Babel (full subtitle: Or, the Necessity of Violence: An Arcane History of the Oxford Translator’s Revolution) by R.F. Kuang is a big, bold, incredible conundrum of a novel. Anything clocking in at over 500 pages is already going to be asking a lot from its readers. And that title? Music to my history nerd ears (eyes?), but what a mouthful! From the jump, Kuang is telegraphing what you’re about to sink into, and that is a dense, at times challenging, historical epic. Babel follows Robin Swift as he’s taken from his home in Canton to be raised in England, priming him for a lucrative career in Oxford’s translation department.
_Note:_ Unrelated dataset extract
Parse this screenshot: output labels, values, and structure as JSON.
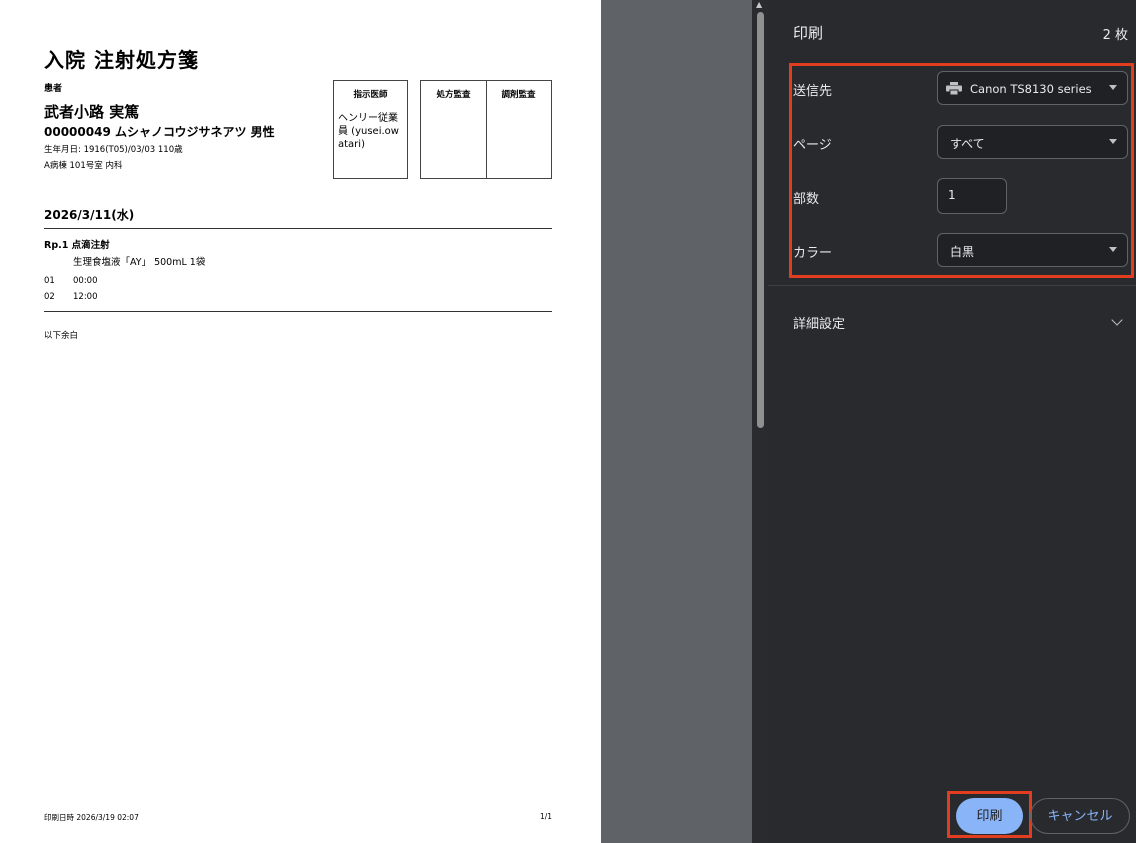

But things aren’t all what they seem, and Robin quickly gets caught up in an underground, anticolonial movement called the Hermes Society.
This book is marketed as a fantasy, but it’s light on the magic. In this version of Industrial Revolution era Britain, the gilded Oxford University has a Royal Institute of Translation (I googled: not a real thing) based out of a tower aptly named Babel. This institute works by translating and inscribing words into enchanted silver bars, which function like a source of energy for their owners. So, countries that can afford more silver bars gain more power. Kuang doesn’t imagine much of an alternate history here; Britain is the dominant force in the silver trade and thus has the strongest colonial power—just like real life. Truthfully, not much is different than actual British trade history. I know some readers were frustrated by that, but it doesn’t bother me. Just approach the novel like historical fiction with some slight fantasy elements, and that should mitigate any disappointment.
Rather than the more typical elements of fantasy fiction, the magic in this world is the act of translation itself. This might be where reader reactions diverge. Kuang, a scholar through and through (she currently has two Masters, one each from Oxford and Cambridge, and a PhD in East Asian Languages and Literature from Yale) is not shy about loading the text with thorough explorations of linguistics and the history of language. Your mileage may vary on how interesting this is; as someone who minored in linguistics, I am always happy to see the word “Proto-Indo-European” appear in the wild. Give me all the etymologies!Continue reading